Our Montaka Active Extension strategy strives for maximised return over the long-term. Owning the Montaka long portfolio typically scaled up to approximately 130 percent - and the Montaka short portfolio typically scaled down to approximately 30 percent – this strategy results in a net market exposure of approximately 100 percent most of the time.

Our Montaka variable net strategy strives for significant downside protection – but with minimal upside reduction. Focused on owning the world’s great and growing businesses when they are undervalued, while managing a portfolio of short positions in businesses that are deteriorating, misperceived, and overvalued, this strategy is our flagship long-short

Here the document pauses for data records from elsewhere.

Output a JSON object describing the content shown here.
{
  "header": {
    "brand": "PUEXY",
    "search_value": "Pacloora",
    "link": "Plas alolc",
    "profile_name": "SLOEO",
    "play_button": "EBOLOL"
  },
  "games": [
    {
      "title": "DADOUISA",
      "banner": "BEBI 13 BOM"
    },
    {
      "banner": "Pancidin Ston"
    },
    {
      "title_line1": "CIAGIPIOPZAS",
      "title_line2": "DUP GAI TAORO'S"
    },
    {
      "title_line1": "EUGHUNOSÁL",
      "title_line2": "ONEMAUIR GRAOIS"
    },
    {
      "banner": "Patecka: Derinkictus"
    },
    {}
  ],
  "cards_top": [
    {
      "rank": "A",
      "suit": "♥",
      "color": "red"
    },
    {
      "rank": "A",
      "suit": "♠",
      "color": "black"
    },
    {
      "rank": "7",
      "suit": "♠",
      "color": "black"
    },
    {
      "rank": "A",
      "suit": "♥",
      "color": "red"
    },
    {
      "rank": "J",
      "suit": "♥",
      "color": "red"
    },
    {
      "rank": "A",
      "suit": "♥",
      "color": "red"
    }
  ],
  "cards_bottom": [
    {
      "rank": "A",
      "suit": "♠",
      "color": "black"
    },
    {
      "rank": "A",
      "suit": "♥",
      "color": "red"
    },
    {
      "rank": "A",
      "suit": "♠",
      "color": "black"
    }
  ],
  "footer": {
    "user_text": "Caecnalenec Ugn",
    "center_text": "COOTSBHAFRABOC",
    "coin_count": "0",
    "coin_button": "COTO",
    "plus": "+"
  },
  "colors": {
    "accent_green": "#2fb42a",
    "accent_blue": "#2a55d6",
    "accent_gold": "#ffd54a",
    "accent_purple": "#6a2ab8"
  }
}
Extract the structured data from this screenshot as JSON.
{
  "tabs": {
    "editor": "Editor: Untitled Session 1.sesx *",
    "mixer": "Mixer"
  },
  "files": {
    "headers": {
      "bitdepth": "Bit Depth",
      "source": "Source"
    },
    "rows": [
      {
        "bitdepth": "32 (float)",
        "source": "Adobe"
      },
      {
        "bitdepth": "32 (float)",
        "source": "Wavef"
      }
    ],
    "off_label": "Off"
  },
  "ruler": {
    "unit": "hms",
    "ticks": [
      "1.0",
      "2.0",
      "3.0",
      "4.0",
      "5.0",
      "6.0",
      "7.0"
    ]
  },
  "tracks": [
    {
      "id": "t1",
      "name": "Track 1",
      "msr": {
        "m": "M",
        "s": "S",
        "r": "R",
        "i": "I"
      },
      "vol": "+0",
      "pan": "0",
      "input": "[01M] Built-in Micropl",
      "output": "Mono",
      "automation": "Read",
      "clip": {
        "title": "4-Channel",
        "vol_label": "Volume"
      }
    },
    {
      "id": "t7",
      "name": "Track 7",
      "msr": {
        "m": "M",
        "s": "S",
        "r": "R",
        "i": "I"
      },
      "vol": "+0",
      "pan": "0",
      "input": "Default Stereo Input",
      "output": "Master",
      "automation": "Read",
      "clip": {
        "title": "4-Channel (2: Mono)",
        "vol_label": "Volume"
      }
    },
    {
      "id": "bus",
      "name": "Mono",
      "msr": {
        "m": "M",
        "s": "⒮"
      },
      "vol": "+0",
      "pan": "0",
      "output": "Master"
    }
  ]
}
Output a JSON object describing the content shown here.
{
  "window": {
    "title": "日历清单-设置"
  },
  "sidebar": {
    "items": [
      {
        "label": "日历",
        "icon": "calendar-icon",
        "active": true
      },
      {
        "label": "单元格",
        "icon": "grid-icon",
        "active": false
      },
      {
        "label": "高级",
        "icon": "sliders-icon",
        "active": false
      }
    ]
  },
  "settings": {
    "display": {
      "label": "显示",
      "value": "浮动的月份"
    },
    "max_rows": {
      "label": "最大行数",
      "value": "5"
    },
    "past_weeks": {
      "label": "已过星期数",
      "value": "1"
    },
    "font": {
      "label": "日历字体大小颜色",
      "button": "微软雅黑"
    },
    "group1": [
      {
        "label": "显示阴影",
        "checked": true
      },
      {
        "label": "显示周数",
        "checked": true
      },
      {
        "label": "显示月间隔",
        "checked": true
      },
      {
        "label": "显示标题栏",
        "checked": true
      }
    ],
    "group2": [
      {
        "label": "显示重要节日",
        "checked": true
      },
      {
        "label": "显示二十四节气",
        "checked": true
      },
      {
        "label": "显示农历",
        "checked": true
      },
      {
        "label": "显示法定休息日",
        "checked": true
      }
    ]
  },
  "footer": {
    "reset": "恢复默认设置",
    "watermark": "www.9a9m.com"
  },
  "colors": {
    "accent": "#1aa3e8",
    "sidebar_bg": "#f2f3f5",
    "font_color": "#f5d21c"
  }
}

Our Montgomery Global strategy strives to act as a core, high conviction, global portfolio holding. Consistent with the long portfolios in our Montaka strategies, this offering is focused on owning the world’s high quality, undervalued businesses – and cash when appropriate – to outperform its benchmark. Branded as “Montgomery Global” in Australia to reflect a key.